.Net Framework Code Going Gold

Bill Gates is expected to announce in his keynote address at the Professional Developers Conference this morning that the code for Microsoft's .Net Framework has gone gold.

LOS ANGELES -- Bill Gates, Microsoft Corp.s chairman and chief software architect, is expected to announce in his keynote address at the Professional Developers Conference here on Tuesday morning that the code for the .Net Framework has gone gold, sources said.

The .Net Framework is Microsofts multilanguage component development and execution environment and includes the Common Language Runtime and Common Language Infrastructure.

"I am hearing that, as of tonight [late Monday], they plan to announce that the code for the .Net Framework has been finalized and released to manufacturing. Gates will also announce the general availability of the only release candidate of Visual Studio .Net as well as the .Net My Services software developers kit and a version of the .Net Compact Framework," a source said.

Visual Studio .Net is the centerpiece tool set for building .Net applications, while the .Net Compact Framework will provide developers with a base set of services upon which to design mobile/wireless applications.

"These are very significant announcements as, with them, Microsoft is providing a developer environment that people can touch and feel and that will go a long way to enhancing the sizable community that already exists around .Net," the source said.

The extent of developer interest in .Net is reflected in the results of a study by ComponentSource. Sam Patterson, ComponentSources CEO, told eWEEK in an interview that the firm had recently conducted a study of 150,000 .Net and Java developers. The study found that 79 percent of those companies polled would be evaluating or implementing .Net only over the next year, while 14 percent said they would be adopting or evaluating Java and just 7 percent said they would be evaluating and/or adopting both, he said.

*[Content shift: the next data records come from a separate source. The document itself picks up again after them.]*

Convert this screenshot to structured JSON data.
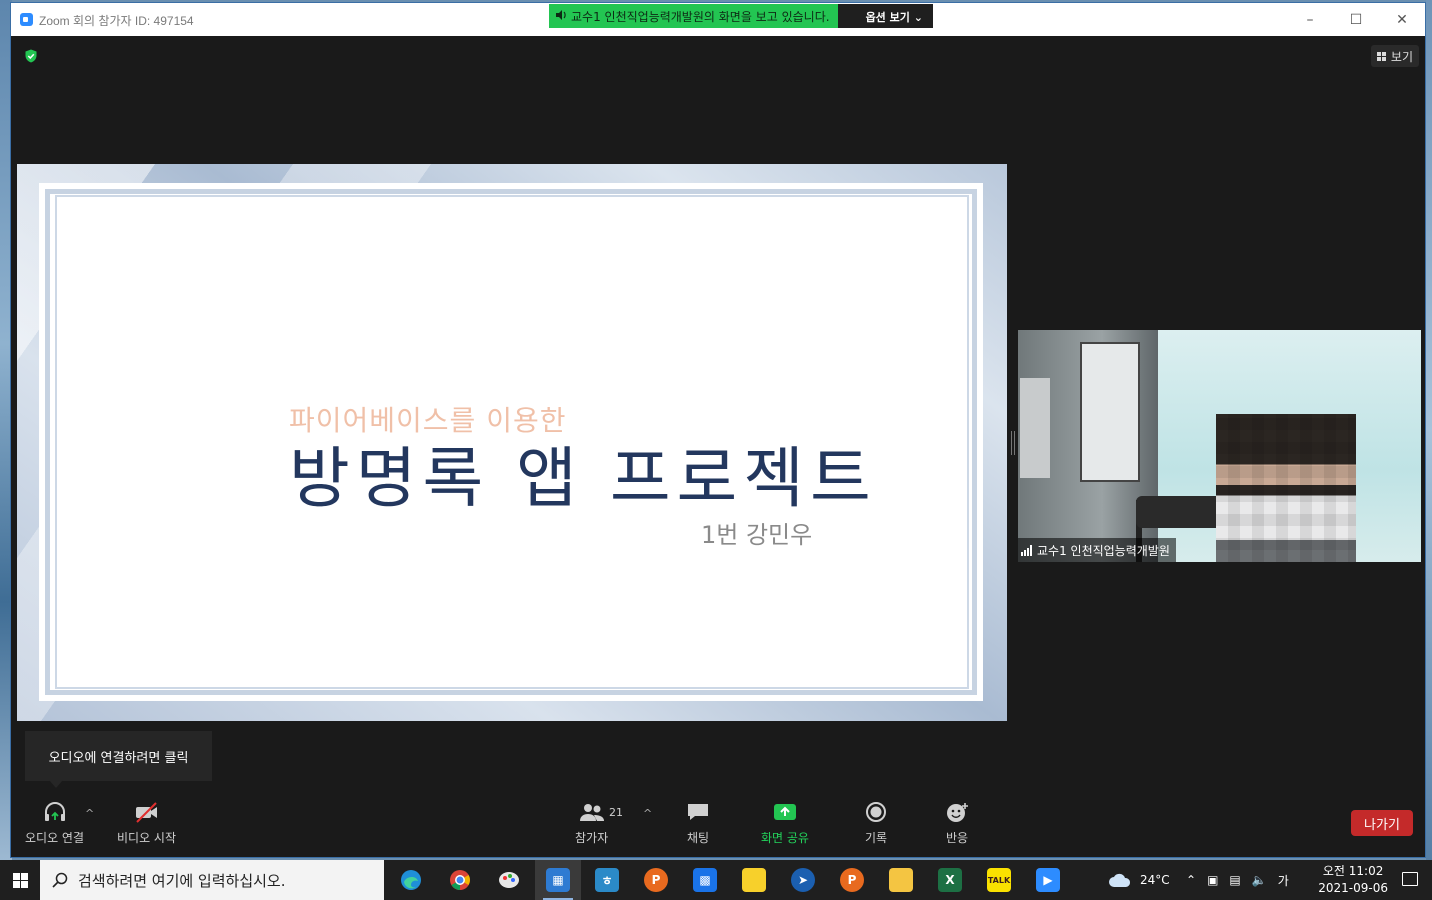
{
  "window": {
    "title": "Zoom 회의 참가자 ID: 497154",
    "share_banner": "교수1 인천직업능력개발원의 화면을 보고 있습니다.",
    "share_options": "옵션 보기",
    "view_label": "보기"
  },
  "slide": {
    "subtitle": "파이어베이스를 이용한",
    "title": "방명록 앱 프로젝트",
    "author": "1번 강민우"
  },
  "participant": {
    "name": "교수1 인천직업능력개발원"
  },
  "tooltip": "오디오에 연결하려면 클릭",
  "toolbar": {
    "audio": "오디오 연결",
    "video": "비디오 시작",
    "participants": "참가자",
    "participant_count": "21",
    "chat": "채팅",
    "share": "화면 공유",
    "record": "기록",
    "reactions": "반응",
    "leave": "나가기",
    "share_color": "#23d25b",
    "leave_color": "#c42a2a"
  },
  "taskbar": {
    "search_placeholder": "검색하려면 여기에 입력하십시오.",
    "apps": [
      "edge-icon",
      "chrome-icon",
      "paint-icon",
      "calculator-icon",
      "hangul-icon",
      "powerpoint-icon",
      "calendar-icon",
      "sticky-notes-icon",
      "pilot-icon",
      "powerpoint-icon",
      "file-explorer-icon",
      "excel-icon",
      "kakaotalk-icon",
      "zoom-icon"
    ],
    "weather_temp": "24°C",
    "ime": "가",
    "time": "오전 11:02",
    "date": "2021-09-06"
  }
}
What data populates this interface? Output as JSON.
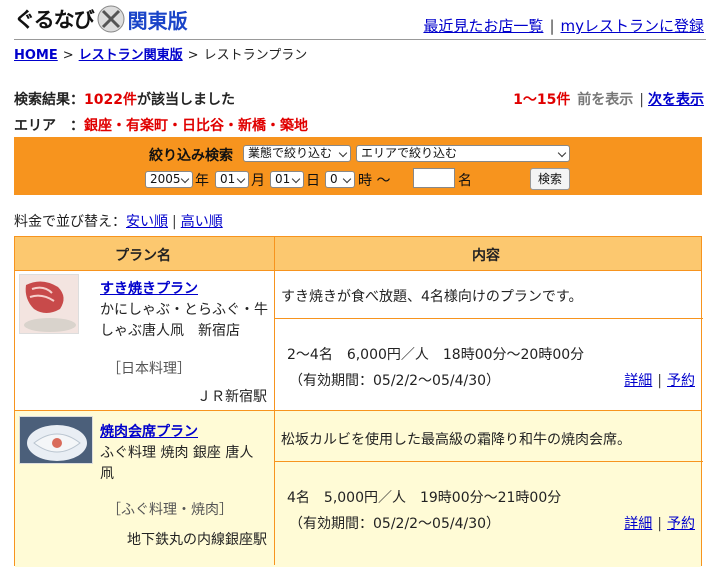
{
  "header": {
    "logo_text": "ぐるなび",
    "region_label": "関東版",
    "nav": {
      "recent_label": "最近見たお店一覧",
      "myrestaurant_label": "myレストランに登録"
    }
  },
  "breadcrumb": [
    "HOME",
    "レストラン関東版",
    "レストランプラン"
  ],
  "search": {
    "result_prefix": "検索結果：",
    "result_count": "1022件",
    "result_suffix": "が該当しました",
    "area_label": "エリア　：",
    "area_value": "銀座・有楽町・日比谷・新橋・築地"
  },
  "pager": {
    "range": "1〜15件",
    "prev_label": "前を表示",
    "next_label": "次を表示"
  },
  "filter": {
    "label": "絞り込み検索",
    "business_type": "業態で絞り込む",
    "area": "エリアで絞り込む",
    "year": "2005",
    "year_unit": "年",
    "month": "01",
    "month_unit": "月",
    "day": "01",
    "day_unit": "日",
    "hour": "0",
    "hour_unit": "時 〜",
    "people_unit": "名",
    "people_value": "",
    "search_button": "検索"
  },
  "sort": {
    "label": "料金で並び替え：",
    "cheap_label": "安い順",
    "expensive_label": "高い順"
  },
  "table": {
    "headers": [
      "プラン名",
      "内容"
    ],
    "rows": [
      {
        "plan_name": "すき焼きプラン",
        "shop": "かにしゃぶ・とらふぐ・牛しゃぶ唐人凧　新宿店",
        "genre": "［日本料理］",
        "station": "ＪＲ新宿駅",
        "description": "すき焼きが食べ放題、4名様向けのプランです。",
        "detail": "2〜4名　6,000円／人　18時00分〜20時00分",
        "validity": "（有効期間：05/2/2〜05/4/30）",
        "detail_link": "詳細",
        "reserve_link": "予約"
      },
      {
        "plan_name": "焼肉会席プラン",
        "shop": "ふぐ料理 焼肉 銀座 唐人凧",
        "genre": "［ふぐ料理・焼肉］",
        "station": "地下鉄丸の内線銀座駅",
        "description": "松坂カルビを使用した最高級の霜降り和牛の焼肉会席。",
        "detail": "4名　5,000円／人　19時00分〜21時00分",
        "validity": "（有効期間：05/2/2〜05/4/30）",
        "detail_link": "詳細",
        "reserve_link": "予約"
      }
    ]
  },
  "colors": {
    "accent_orange": "#f7941e",
    "header_orange": "#fcc86f",
    "alert_red": "#e00000",
    "link_blue": "#0000cc"
  }
}
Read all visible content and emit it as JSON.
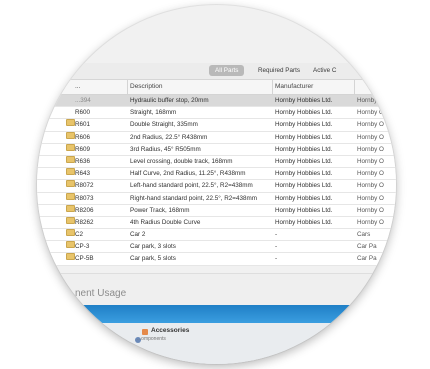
{
  "toolbar": {
    "segments": [
      {
        "label": "All Parts",
        "active": true
      },
      {
        "label": "Required Parts",
        "active": false
      },
      {
        "label": "Active C",
        "active": false
      }
    ]
  },
  "table": {
    "headers": [
      "...",
      "Description",
      "Manufacturer",
      ""
    ],
    "rows": [
      {
        "part": "...394",
        "description": "Hydraulic buffer stop, 20mm",
        "manufacturer": "Hornby Hobbies Ltd.",
        "category": "Hornby",
        "selected": true,
        "folder": false
      },
      {
        "part": "R600",
        "description": "Straight, 168mm",
        "manufacturer": "Hornby Hobbies Ltd.",
        "category": "Hornby O",
        "selected": false,
        "folder": false
      },
      {
        "part": "R601",
        "description": "Double Straight, 335mm",
        "manufacturer": "Hornby Hobbies Ltd.",
        "category": "Hornby O",
        "selected": false,
        "folder": true
      },
      {
        "part": "R606",
        "description": "2nd Radius, 22.5° R438mm",
        "manufacturer": "Hornby Hobbies Ltd.",
        "category": "Hornby O",
        "selected": false,
        "folder": true
      },
      {
        "part": "R609",
        "description": "3rd Radius, 45° R505mm",
        "manufacturer": "Hornby Hobbies Ltd.",
        "category": "Hornby O",
        "selected": false,
        "folder": true
      },
      {
        "part": "R636",
        "description": "Level crossing, double track, 168mm",
        "manufacturer": "Hornby Hobbies Ltd.",
        "category": "Hornby O",
        "selected": false,
        "folder": true
      },
      {
        "part": "R643",
        "description": "Half Curve, 2nd Radius, 11.25°, R438mm",
        "manufacturer": "Hornby Hobbies Ltd.",
        "category": "Hornby O",
        "selected": false,
        "folder": true
      },
      {
        "part": "R8072",
        "description": "Left-hand standard point, 22.5°, R2=438mm",
        "manufacturer": "Hornby Hobbies Ltd.",
        "category": "Hornby O",
        "selected": false,
        "folder": true
      },
      {
        "part": "R8073",
        "description": "Right-hand standard point, 22.5°, R2=438mm",
        "manufacturer": "Hornby Hobbies Ltd.",
        "category": "Hornby O",
        "selected": false,
        "folder": true
      },
      {
        "part": "R8206",
        "description": "Power Track, 168mm",
        "manufacturer": "Hornby Hobbies Ltd.",
        "category": "Hornby O",
        "selected": false,
        "folder": true
      },
      {
        "part": "R8262",
        "description": "4th Radius Double Curve",
        "manufacturer": "Hornby Hobbies Ltd.",
        "category": "Hornby O",
        "selected": false,
        "folder": true
      },
      {
        "part": "C2",
        "description": "Car 2",
        "manufacturer": "-",
        "category": "Cars",
        "selected": false,
        "folder": true
      },
      {
        "part": "CP-3",
        "description": "Car park, 3 slots",
        "manufacturer": "-",
        "category": "Car Pa",
        "selected": false,
        "folder": true
      },
      {
        "part": "CP-5B",
        "description": "Car park, 5 slots",
        "manufacturer": "-",
        "category": "Car Pa",
        "selected": false,
        "folder": true
      }
    ]
  },
  "usage": {
    "title": "nent Usage"
  },
  "bottom_panel": {
    "accessories_label": "Accessories",
    "accessories_sub": "...omponents"
  },
  "colors": {
    "selected_row": "#d9d9d9",
    "band_blue": "#2a8fd4",
    "folder": "#e8c46a"
  }
}
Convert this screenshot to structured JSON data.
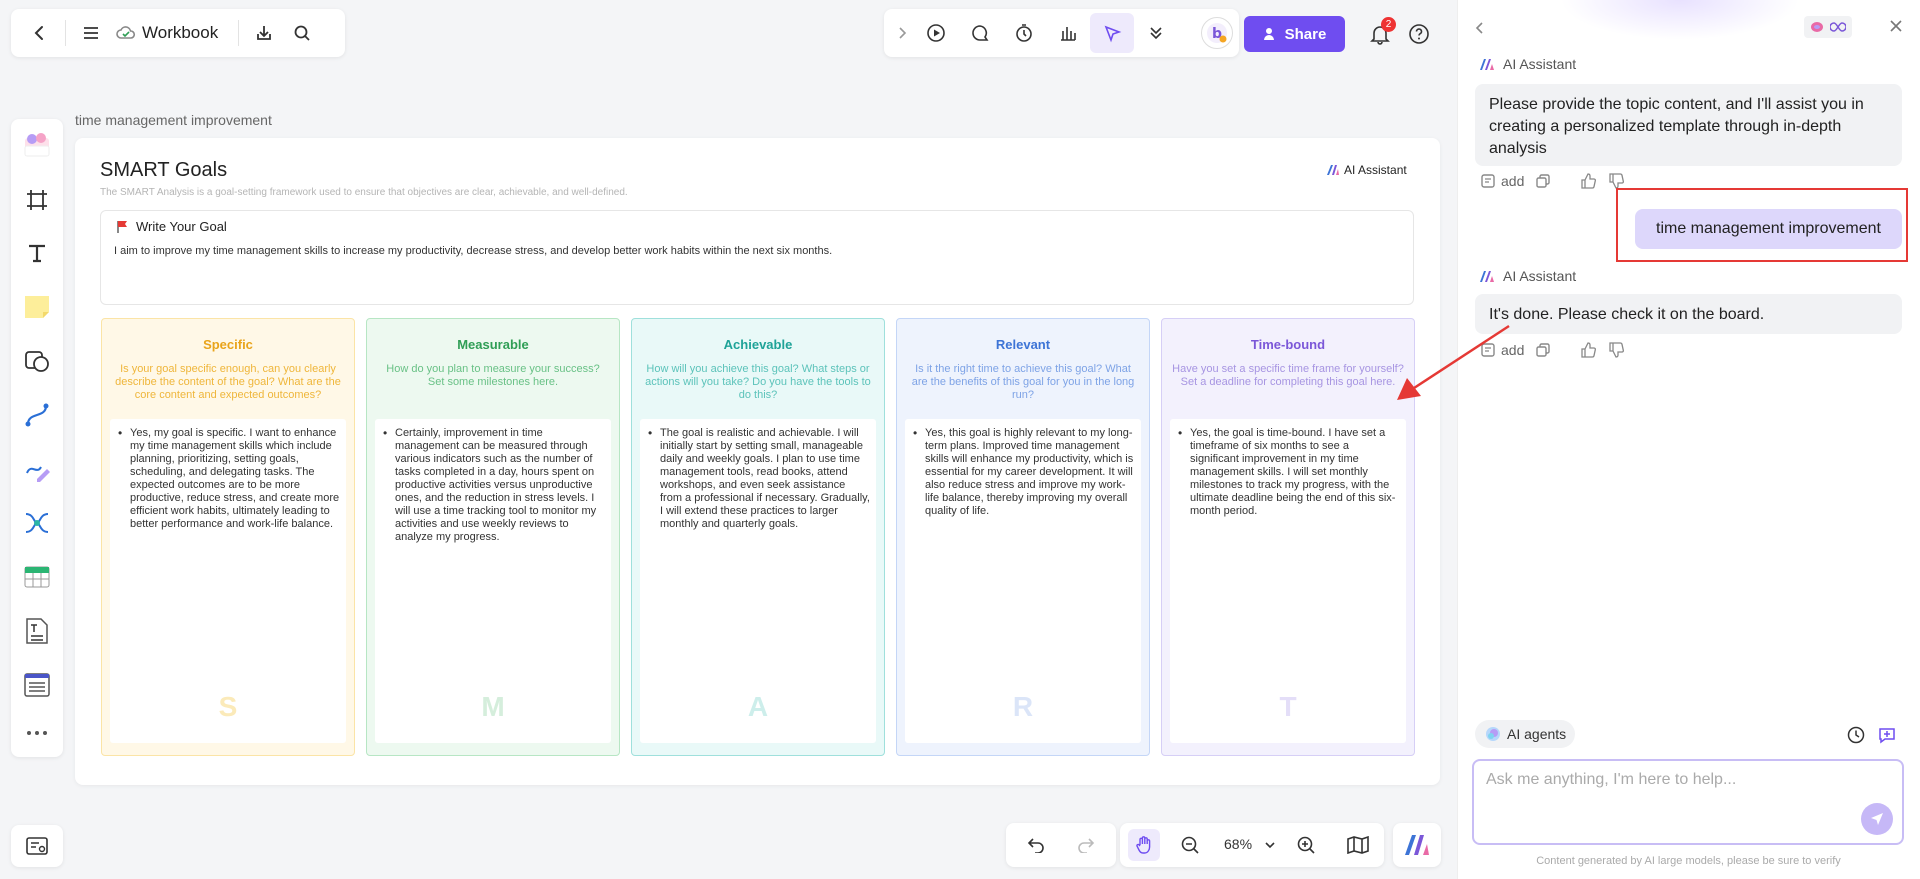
{
  "header": {
    "workbook_title": "Workbook",
    "share_label": "Share",
    "notification_count": "2"
  },
  "board": {
    "label": "time management improvement",
    "title": "SMART Goals",
    "subtitle": "The SMART Analysis is a goal-setting framework used to ensure that objectives are clear, achievable, and well-defined.",
    "ai_label": "AI Assistant",
    "goal_heading": "Write Your Goal",
    "goal_text": "I aim to improve my time management skills to increase my productivity, decrease stress, and develop better work habits within the next six months.",
    "columns": [
      {
        "title": "Specific",
        "question": "Is your goal specific enough, can you clearly describe the content of the goal? What are the core content and expected outcomes?",
        "answer": "Yes, my goal is specific. I want to enhance my time management skills which include planning, prioritizing, setting goals, scheduling, and delegating tasks. The expected outcomes are to be more productive, reduce stress, and create more efficient work habits, ultimately leading to better performance and work-life balance.",
        "letter": "S",
        "bg": "#fff8e7",
        "border": "#fbe4a6",
        "title_color": "#e9a41b",
        "q_color": "#efb63b",
        "letter_color": "#fbeab9"
      },
      {
        "title": "Measurable",
        "question": "How do you plan to measure your success? Set some milestones here.",
        "answer": "Certainly, improvement in time management can be measured through various indicators such as the number of tasks completed in a day, hours spent on productive activities versus unproductive ones, and the reduction in stress levels. I will use a time tracking tool to monitor my activities and use weekly reviews to analyze my progress.",
        "letter": "M",
        "bg": "#edf9f0",
        "border": "#b7e6c4",
        "title_color": "#2f9e55",
        "q_color": "#69c186",
        "letter_color": "#d5eedc"
      },
      {
        "title": "Achievable",
        "question": "How will you achieve this goal? What steps or actions will you take? Do you have the tools to do this?",
        "answer": "The goal is realistic and achievable. I will initially start by setting small, manageable daily and weekly goals. I plan to use time management tools, read books, attend workshops, and even seek assistance from a professional if necessary. Gradually, I will extend these practices to larger monthly and quarterly goals.",
        "letter": "A",
        "bg": "#e9f9f8",
        "border": "#9fe0dc",
        "title_color": "#1fa398",
        "q_color": "#5cc3ba",
        "letter_color": "#cdeeeb"
      },
      {
        "title": "Relevant",
        "question": "Is it the right time to achieve this goal? What are the benefits of this goal for you in the long run?",
        "answer": "Yes, this goal is highly relevant to my long-term plans. Improved time management skills will enhance my productivity, which is essential for my career development. It will also reduce stress and improve my work-life balance, thereby improving my overall quality of life.",
        "letter": "R",
        "bg": "#eef3fd",
        "border": "#c4d6f7",
        "title_color": "#3d74d6",
        "q_color": "#7ea3e6",
        "letter_color": "#dbe5f8"
      },
      {
        "title": "Time-bound",
        "question": "Have you set a specific time frame for yourself? Set a deadline for completing this goal here.",
        "answer": "Yes, the goal is time-bound. I have set a timeframe of six months to see a significant improvement in my time management skills. I will set monthly milestones to track my progress, with the ultimate deadline being the end of this six-month period.",
        "letter": "T",
        "bg": "#f3f1fd",
        "border": "#d6cff6",
        "title_color": "#7b57d8",
        "q_color": "#a795e2",
        "letter_color": "#e4def8"
      }
    ]
  },
  "zoom": {
    "value": "68%"
  },
  "panel": {
    "ai_name": "AI Assistant",
    "msg1": "Please provide the topic content, and I'll assist you in creating a personalized template through in-depth analysis",
    "add_label": "add",
    "user_msg": "time management improvement",
    "msg2": "It's done. Please check it on the board.",
    "agents_label": "AI agents",
    "input_placeholder": "Ask me anything, I'm here to help...",
    "footer": "Content generated by AI large models, please be sure to verify"
  },
  "colors": {
    "accent": "#6f4df0",
    "highlight": "#e53935"
  }
}
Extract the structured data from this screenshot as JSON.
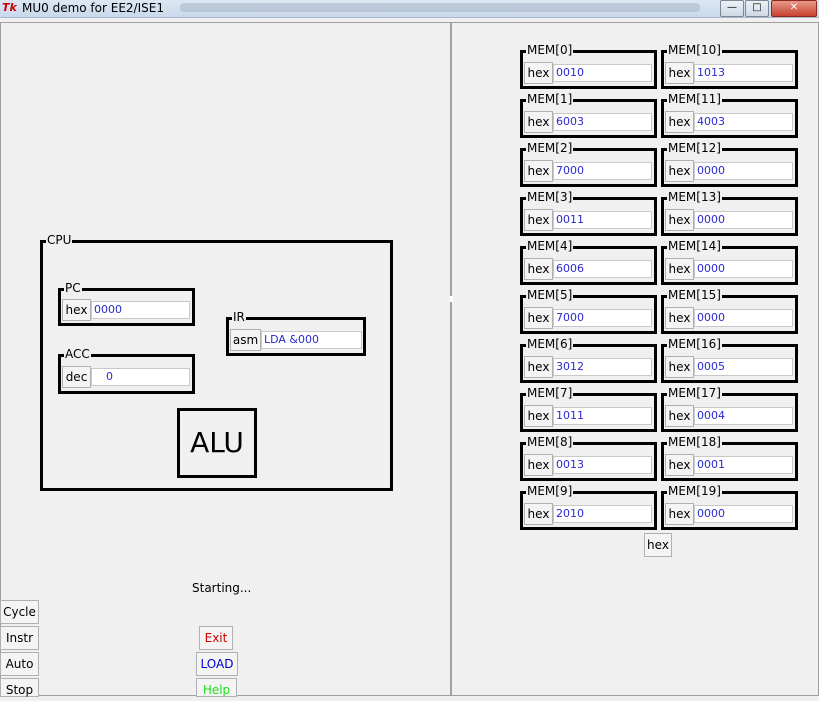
{
  "window": {
    "title": "MU0 demo for EE2/ISE1",
    "logo": "Tk",
    "min": "—",
    "max": "□",
    "close": "✕"
  },
  "cpu": {
    "label": "CPU",
    "pc": {
      "label": "PC",
      "mode": "hex",
      "value": "0000"
    },
    "acc": {
      "label": "ACC",
      "mode": "dec",
      "value": "0"
    },
    "ir": {
      "label": "IR",
      "mode": "asm",
      "value": "LDA &000"
    },
    "alu": "ALU"
  },
  "memory": [
    {
      "label": "MEM[0]",
      "mode": "hex",
      "value": "0010"
    },
    {
      "label": "MEM[1]",
      "mode": "hex",
      "value": "6003"
    },
    {
      "label": "MEM[2]",
      "mode": "hex",
      "value": "7000"
    },
    {
      "label": "MEM[3]",
      "mode": "hex",
      "value": "0011"
    },
    {
      "label": "MEM[4]",
      "mode": "hex",
      "value": "6006"
    },
    {
      "label": "MEM[5]",
      "mode": "hex",
      "value": "7000"
    },
    {
      "label": "MEM[6]",
      "mode": "hex",
      "value": "3012"
    },
    {
      "label": "MEM[7]",
      "mode": "hex",
      "value": "1011"
    },
    {
      "label": "MEM[8]",
      "mode": "hex",
      "value": "0013"
    },
    {
      "label": "MEM[9]",
      "mode": "hex",
      "value": "2010"
    },
    {
      "label": "MEM[10]",
      "mode": "hex",
      "value": "1013"
    },
    {
      "label": "MEM[11]",
      "mode": "hex",
      "value": "4003"
    },
    {
      "label": "MEM[12]",
      "mode": "hex",
      "value": "0000"
    },
    {
      "label": "MEM[13]",
      "mode": "hex",
      "value": "0000"
    },
    {
      "label": "MEM[14]",
      "mode": "hex",
      "value": "0000"
    },
    {
      "label": "MEM[15]",
      "mode": "hex",
      "value": "0000"
    },
    {
      "label": "MEM[16]",
      "mode": "hex",
      "value": "0005"
    },
    {
      "label": "MEM[17]",
      "mode": "hex",
      "value": "0004"
    },
    {
      "label": "MEM[18]",
      "mode": "hex",
      "value": "0001"
    },
    {
      "label": "MEM[19]",
      "mode": "hex",
      "value": "0000"
    }
  ],
  "memory_mode_button": "hex",
  "status": "Starting...",
  "controls": {
    "cycle": "Cycle",
    "instr": "Instr",
    "auto": "Auto",
    "stop": "Stop"
  },
  "actions": {
    "exit": {
      "label": "Exit",
      "color": "#cc0000"
    },
    "load": {
      "label": "LOAD",
      "color": "#0000cc"
    },
    "help": {
      "label": "Help",
      "color": "#22dd22"
    }
  }
}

Bob Muglia, group vice president of the .Net Services Group, is expected to announce in his keynote later in the day some pricing for .Net My Services, but this is expected to be just for Microsofts business partner companies.

Another source told eWEEK he had heard that Microsoft has terminated work on its Web services project code-named Blizzard, believed to be a set of enterprise/business-to-business services. "This was not something that was going forward inside of Microsoft," he said.

The next version of its current .Net My Services Web services initiative, currently code-named Indigo, would replace that and would have a component for enterprise services as well as those for consumers.

The source also confirmed, as first reported in eWEEK, that Microsoft is working on a project code-named Iris that deals with the infrastructure needed around Web services –making them more scalable, and adding transaction support and guaranteed message delivery.

"There are various things that have to be there for Web services to make the type of impact Microsoft is hoping for and to have enterprise businesses adopt them," the source said, adding that Microsoft already has existing technologies in COM+ (Component Object Model+) like transactions and asynchronous message delivery.

At the 1997 Professional Developers Conference in San Diego, Microsoft announced plans for COM+, which builds on COMs integrated services and features, making it easier for developers to create and use software components in any language, using any tool.

"Getting some better additional stuff along the lines of federation and being able to automatically push things around different servers so you can better load balance is very important for Web services, particularly for enterprises," the source concluded.